- WHAT YOU WILL DO:
All entries given below are to be returned word for word.
┌─ RECORDED INFORMATION
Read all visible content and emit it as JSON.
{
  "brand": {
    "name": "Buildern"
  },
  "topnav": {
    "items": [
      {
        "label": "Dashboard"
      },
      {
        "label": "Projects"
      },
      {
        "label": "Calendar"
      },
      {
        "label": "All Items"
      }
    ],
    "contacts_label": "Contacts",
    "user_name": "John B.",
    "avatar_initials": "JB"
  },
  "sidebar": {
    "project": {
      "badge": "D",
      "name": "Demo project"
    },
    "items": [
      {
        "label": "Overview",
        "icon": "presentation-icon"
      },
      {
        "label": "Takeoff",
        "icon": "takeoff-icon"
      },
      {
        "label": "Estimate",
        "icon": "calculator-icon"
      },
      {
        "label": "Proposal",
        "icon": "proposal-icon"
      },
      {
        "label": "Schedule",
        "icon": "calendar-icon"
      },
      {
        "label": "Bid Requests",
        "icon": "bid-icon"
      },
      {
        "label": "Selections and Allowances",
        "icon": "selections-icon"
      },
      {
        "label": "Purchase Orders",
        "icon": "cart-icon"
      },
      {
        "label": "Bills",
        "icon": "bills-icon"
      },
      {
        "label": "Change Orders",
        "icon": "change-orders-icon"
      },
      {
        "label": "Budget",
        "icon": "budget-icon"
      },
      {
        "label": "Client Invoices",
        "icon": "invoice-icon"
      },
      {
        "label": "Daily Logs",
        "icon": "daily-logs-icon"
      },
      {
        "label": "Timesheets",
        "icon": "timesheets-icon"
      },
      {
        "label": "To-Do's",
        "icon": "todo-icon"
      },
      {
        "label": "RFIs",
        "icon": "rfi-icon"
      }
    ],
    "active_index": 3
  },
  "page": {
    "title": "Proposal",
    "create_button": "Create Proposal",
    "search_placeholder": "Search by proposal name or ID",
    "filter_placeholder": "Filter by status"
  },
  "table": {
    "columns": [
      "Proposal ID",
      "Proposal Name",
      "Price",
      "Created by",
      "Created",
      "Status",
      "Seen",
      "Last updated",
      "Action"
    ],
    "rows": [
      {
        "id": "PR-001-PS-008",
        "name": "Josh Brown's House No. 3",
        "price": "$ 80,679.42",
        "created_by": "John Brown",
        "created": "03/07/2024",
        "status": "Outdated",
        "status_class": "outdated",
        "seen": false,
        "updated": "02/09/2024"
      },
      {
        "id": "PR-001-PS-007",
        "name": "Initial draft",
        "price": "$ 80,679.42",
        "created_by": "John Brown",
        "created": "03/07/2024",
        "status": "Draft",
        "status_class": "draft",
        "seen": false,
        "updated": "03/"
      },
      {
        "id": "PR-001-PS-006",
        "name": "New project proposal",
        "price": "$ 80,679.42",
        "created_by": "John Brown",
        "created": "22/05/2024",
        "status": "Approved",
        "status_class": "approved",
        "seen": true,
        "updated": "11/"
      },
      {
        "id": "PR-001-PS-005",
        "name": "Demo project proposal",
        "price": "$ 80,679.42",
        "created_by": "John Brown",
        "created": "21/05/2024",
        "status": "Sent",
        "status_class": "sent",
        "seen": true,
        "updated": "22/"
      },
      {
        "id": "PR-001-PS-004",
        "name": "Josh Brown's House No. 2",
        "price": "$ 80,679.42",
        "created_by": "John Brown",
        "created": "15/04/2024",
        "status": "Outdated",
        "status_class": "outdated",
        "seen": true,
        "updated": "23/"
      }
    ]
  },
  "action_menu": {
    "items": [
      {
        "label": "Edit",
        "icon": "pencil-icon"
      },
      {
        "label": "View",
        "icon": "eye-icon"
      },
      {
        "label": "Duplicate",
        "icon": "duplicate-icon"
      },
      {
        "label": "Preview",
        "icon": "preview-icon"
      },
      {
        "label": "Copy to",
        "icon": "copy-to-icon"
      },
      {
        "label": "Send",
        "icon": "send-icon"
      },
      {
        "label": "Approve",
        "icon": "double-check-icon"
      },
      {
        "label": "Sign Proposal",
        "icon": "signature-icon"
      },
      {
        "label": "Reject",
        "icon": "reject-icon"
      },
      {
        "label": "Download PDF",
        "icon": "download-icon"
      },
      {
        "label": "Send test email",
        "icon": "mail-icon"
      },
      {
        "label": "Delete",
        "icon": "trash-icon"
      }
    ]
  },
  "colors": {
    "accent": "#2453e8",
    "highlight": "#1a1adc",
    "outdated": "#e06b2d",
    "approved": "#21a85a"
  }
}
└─
- RESPONSE TO THIS EXERCISE:
Read all visible content and emit it as JSON.
{
  "brand": {
    "name": "Buildern"
  },
  "topnav": {
    "items": [
      {
        "label": "Dashboard"
      },
      {
        "label": "Projects"
      },
      {
        "label": "Calendar"
      },
      {
        "label": "All Items"
      }
    ],
    "contacts_label": "Contacts",
    "user_name": "John B.",
    "avatar_initials": "JB"
  },
  "sidebar": {
    "project": {
      "badge": "D",
      "name": "Demo project"
    },
    "items": [
      {
        "label": "Overview",
        "icon": "presentation-icon"
      },
      {
        "label": "Takeoff",
        "icon": "takeoff-icon"
      },
      {
        "label": "Estimate",
        "icon": "calculator-icon"
      },
      {
        "label": "Proposal",
        "icon": "proposal-icon"
      },
      {
        "label": "Schedule",
        "icon": "calendar-icon"
      },
      {
        "label": "Bid Requests",
        "icon": "bid-icon"
      },
      {
        "label": "Selections and Allowances",
        "icon": "selections-icon"
      },
      {
        "label": "Purchase Orders",
        "icon": "cart-icon"
      },
      {
        "label": "Bills",
        "icon": "bills-icon"
      },
      {
        "label": "Change Orders",
        "icon": "change-orders-icon"
      },
      {
        "label": "Budget",
        "icon": "budget-icon"
      },
      {
        "label": "Client Invoices",
        "icon": "invoice-icon"
      },
      {
        "label": "Daily Logs",
        "icon": "daily-logs-icon"
      },
      {
        "label": "Timesheets",
        "icon": "timesheets-icon"
      },
      {
        "label": "To-Do's",
        "icon": "todo-icon"
      },
      {
        "label": "RFIs",
        "icon": "rfi-icon"
      }
    ],
    "active_index": 3
  },
  "page": {
    "title": "Proposal",
    "create_button": "Create Proposal",
    "search_placeholder": "Search by proposal name or ID",
    "filter_placeholder": "Filter by status"
  },
  "table": {
    "columns": [
      "Proposal ID",
      "Proposal Name",
      "Price",
      "Created by",
      "Created",
      "Status",
      "Seen",
      "Last updated",
      "Action"
    ],
    "rows": [
      {
        "id": "PR-001-PS-008",
        "name": "Josh Brown's House No. 3",
        "price": "$ 80,679.42",
        "created_by": "John Brown",
        "created": "03/07/2024",
        "status": "Outdated",
        "status_class": "outdated",
        "seen": false,
        "updated": "02/09/2024"
      },
      {
        "id": "PR-001-PS-007",
        "name": "Initial draft",
        "price": "$ 80,679.42",
        "created_by": "John Brown",
        "created": "03/07/2024",
        "status": "Draft",
        "status_class": "draft",
        "seen": false,
        "updated": "03/"
      },
      {
        "id": "PR-001-PS-006",
        "name": "New project proposal",
        "price": "$ 80,679.42",
        "created_by": "John Brown",
        "created": "22/05/2024",
        "status": "Approved",
        "status_class": "approved",
        "seen": true,
        "updated": "11/"
      },
      {
        "id": "PR-001-PS-005",
        "name": "Demo project proposal",
        "price": "$ 80,679.42",
        "created_by": "John Brown",
        "created": "21/05/2024",
        "status": "Sent",
        "status_class": "sent",
        "seen": true,
        "updated": "22/"
      },
      {
        "id": "PR-001-PS-004",
        "name": "Josh Brown's House No. 2",
        "price": "$ 80,679.42",
        "created_by": "John Brown",
        "created": "15/04/2024",
        "status": "Outdated",
        "status_class": "outdated",
        "seen": true,
        "updated": "23/"
      }
    ]
  },
  "action_menu": {
    "items": [
      {
        "label": "Edit",
        "icon": "pencil-icon"
      },
      {
        "label": "View",
        "icon": "eye-icon"
      },
      {
        "label": "Duplicate",
        "icon": "duplicate-icon"
      },
      {
        "label": "Preview",
        "icon": "preview-icon"
      },
      {
        "label": "Copy to",
        "icon": "copy-to-icon"
      },
      {
        "label": "Send",
        "icon": "send-icon"
      },
      {
        "label": "Approve",
        "icon": "double-check-icon"
      },
      {
        "label": "Sign Proposal",
        "icon": "signature-icon"
      },
      {
        "label": "Reject",
        "icon": "reject-icon"
      },
      {
        "label": "Download PDF",
        "icon": "download-icon"
      },
      {
        "label": "Send test email",
        "icon": "mail-icon"
      },
      {
        "label": "Delete",
        "icon": "trash-icon"
      }
    ]
  },
  "colors": {
    "accent": "#2453e8",
    "highlight": "#1a1adc",
    "outdated": "#e06b2d",
    "approved": "#21a85a"
  }
}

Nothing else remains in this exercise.